I've been following as much as possible the latest Turkish invasion of Southern Kurdistan (Iraq). I say "as much as possible" because there seems to be a blanking of information not just by Turkey but also by the Kurdish autonomous government in Kirkuk. Journalists have been forbidden to head to the border to report on the invasion. That doesn't mean that Southern Kurdistan is happy about the Turkish intervention and in fact there was a standoff when Turkish troops stationed in Iraq (since 1991) attempted to leave their bases to join the operations: the Kurdish peshmergas surrounded them and eventually they had to turn back.
One thing that makes little sense to me is why these operations are being carried out in the midst of Winter. The PKK militias are deep in the mountains and these are true ice cubes in this time of the year, not the best scenario for the Turkish army to make fast gains, right?

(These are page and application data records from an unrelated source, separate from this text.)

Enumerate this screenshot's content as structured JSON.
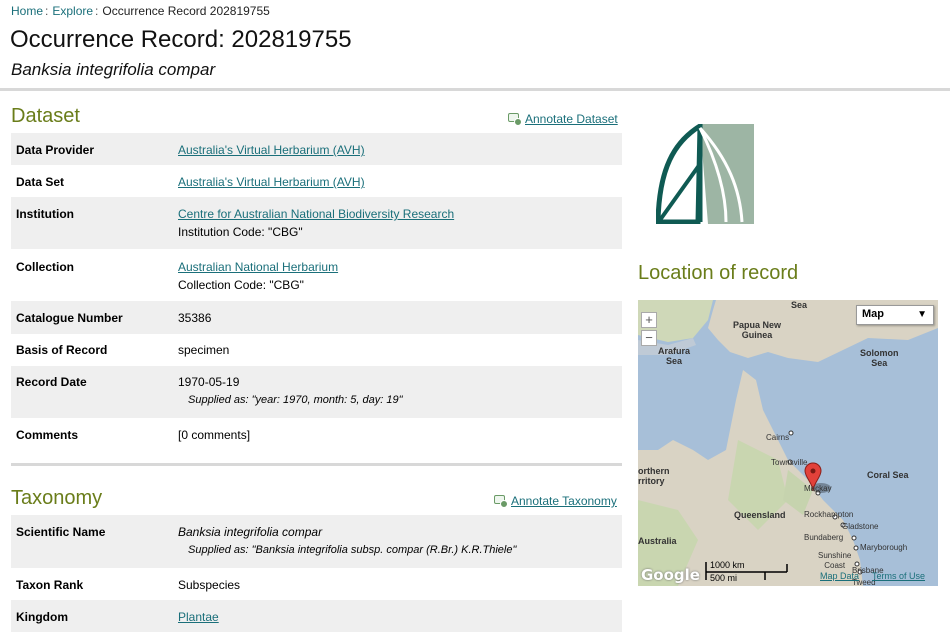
{
  "breadcrumb": {
    "home": "Home",
    "explore": "Explore",
    "current": "Occurrence Record 202819755",
    "sep": ":"
  },
  "page": {
    "title": "Occurrence Record: 202819755",
    "subtitle": "Banksia integrifolia compar"
  },
  "dataset": {
    "heading": "Dataset",
    "annotate": "Annotate Dataset",
    "rows": {
      "provider": {
        "label": "Data Provider",
        "value": "Australia's Virtual Herbarium (AVH)"
      },
      "dataset": {
        "label": "Data Set",
        "value": "Australia's Virtual Herbarium (AVH)"
      },
      "institution": {
        "label": "Institution",
        "value": "Centre for Australian National Biodiversity Research",
        "code": "Institution Code: \"CBG\""
      },
      "collection": {
        "label": "Collection",
        "value": "Australian National Herbarium",
        "code": "Collection Code: \"CBG\""
      },
      "catalogue": {
        "label": "Catalogue Number",
        "value": "35386"
      },
      "basis": {
        "label": "Basis of Record",
        "value": "specimen"
      },
      "date": {
        "label": "Record Date",
        "value": "1970-05-19",
        "supplied": "Supplied as: \"year: 1970, month: 5, day: 19\""
      },
      "comments": {
        "label": "Comments",
        "value": "[0 comments]"
      }
    }
  },
  "taxonomy": {
    "heading": "Taxonomy",
    "annotate": "Annotate Taxonomy",
    "rows": {
      "sciname": {
        "label": "Scientific Name",
        "value": "Banksia integrifolia compar",
        "supplied": "Supplied as: \"Banksia integrifolia subsp. compar (R.Br.) K.R.Thiele\""
      },
      "rank": {
        "label": "Taxon Rank",
        "value": "Subspecies"
      },
      "kingdom": {
        "label": "Kingdom",
        "value": "Plantae"
      }
    }
  },
  "location": {
    "heading": "Location of record",
    "map_type": "Map",
    "zoom_in": "+",
    "zoom_out": "−",
    "labels": {
      "sea": "Sea",
      "png": "Papua New\nGuinea",
      "arafura": "Arafura\nSea",
      "solomon": "Solomon\nSea",
      "cairns": "Cairns",
      "townsville": "Townsville",
      "mackay": "Mackay",
      "coral": "Coral Sea",
      "northern": "orthern\nrritory",
      "queensland": "Queensland",
      "rockhampton": "Rockhampton",
      "gladstone": "Gladstone",
      "bundaberg": "Bundaberg",
      "maryborough": "Maryborough",
      "australia": "Australia",
      "sunshine": "Sunshine\nCoast",
      "brisbane": "Brisbane",
      "tweed": "Tweed"
    },
    "scale_km": "1000 km",
    "scale_mi": "500 mi",
    "google": "Google",
    "map_data": "Map Data",
    "terms": "Terms of Use"
  },
  "colors": {
    "heading": "#6a7d1a",
    "link": "#1a6f7a",
    "logo_dark": "#0f5a53",
    "logo_light": "#9db5a4"
  }
}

It is worth mentioning that the Kurdish authorities at Kirkuk and the PKK do not really get along: historically regional and global powers have played the Kurds selectively against their rivals and the parties in power in Southern Kurdistan, supported by Turkey and the USA historically are not sympathetic of USSR and Syria backed PKK (PKK stands for Kurdistan Workers Party, though nowadays they are less Communist than they used to). Nevertheless the sister organization PJAK, that acts in Iran (Eastern Kurdistan) has support from the USA and is not listed by them as "terrorist organization".
Right now, the situation seems to be as follows: the PKK has shooted down a Turkish helicopter, while the Turks have destroyed 5 bridges in northern Iraq. Casualties' figures are confuse: the Turkish soldiers killed by the PKK may be between 15 and 47, depending who you believe; Turkey claims 112 PKK casualties but I suspect many are actually civilians (if the figure is not inflated).

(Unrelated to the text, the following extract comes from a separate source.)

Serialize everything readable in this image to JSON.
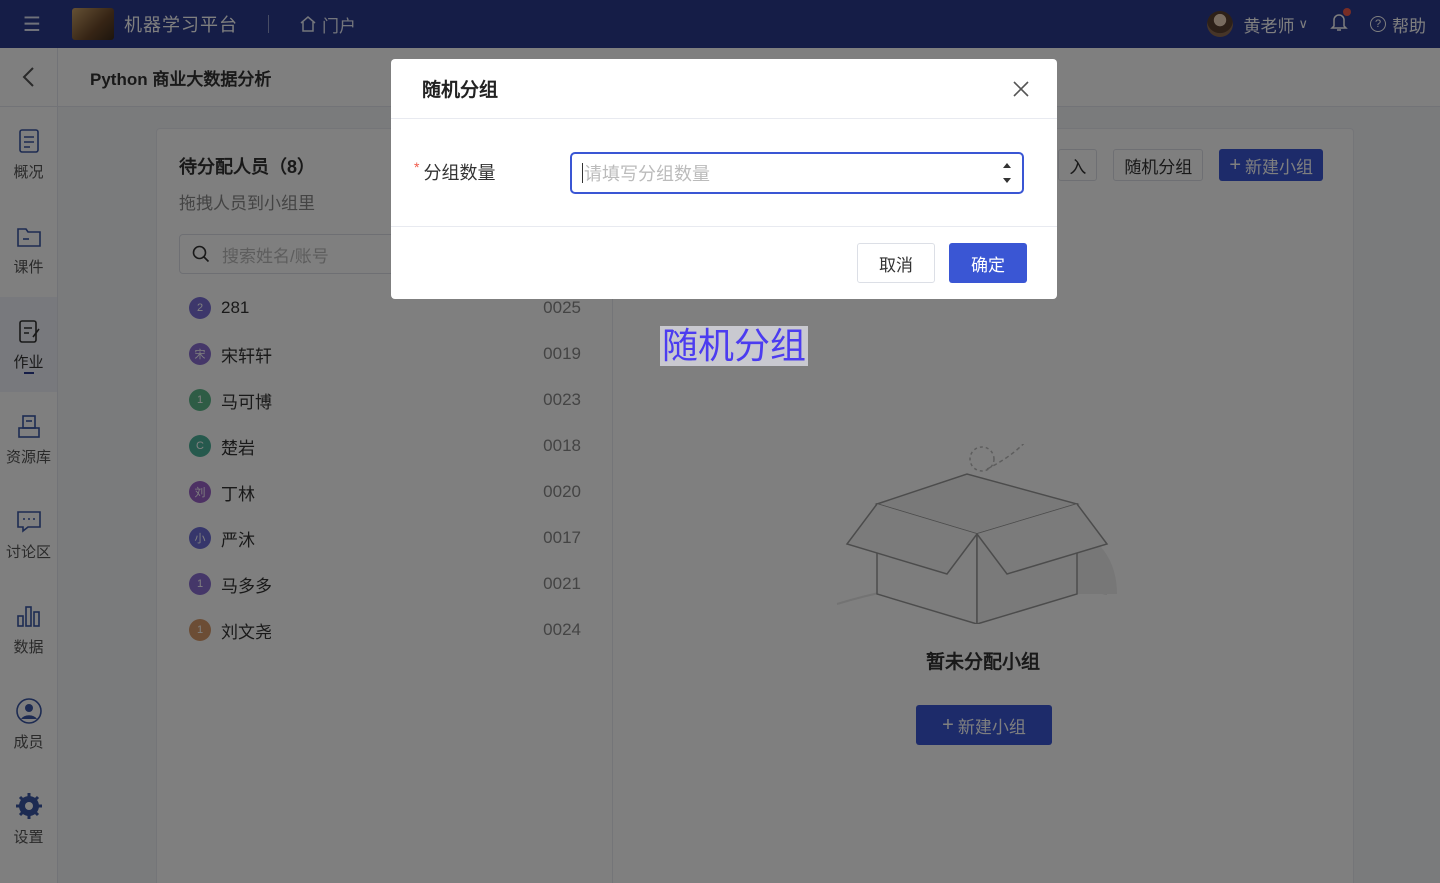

One of the five bridges bombed by Turkey and map of Kurdistan (Kurdish ethnic majority).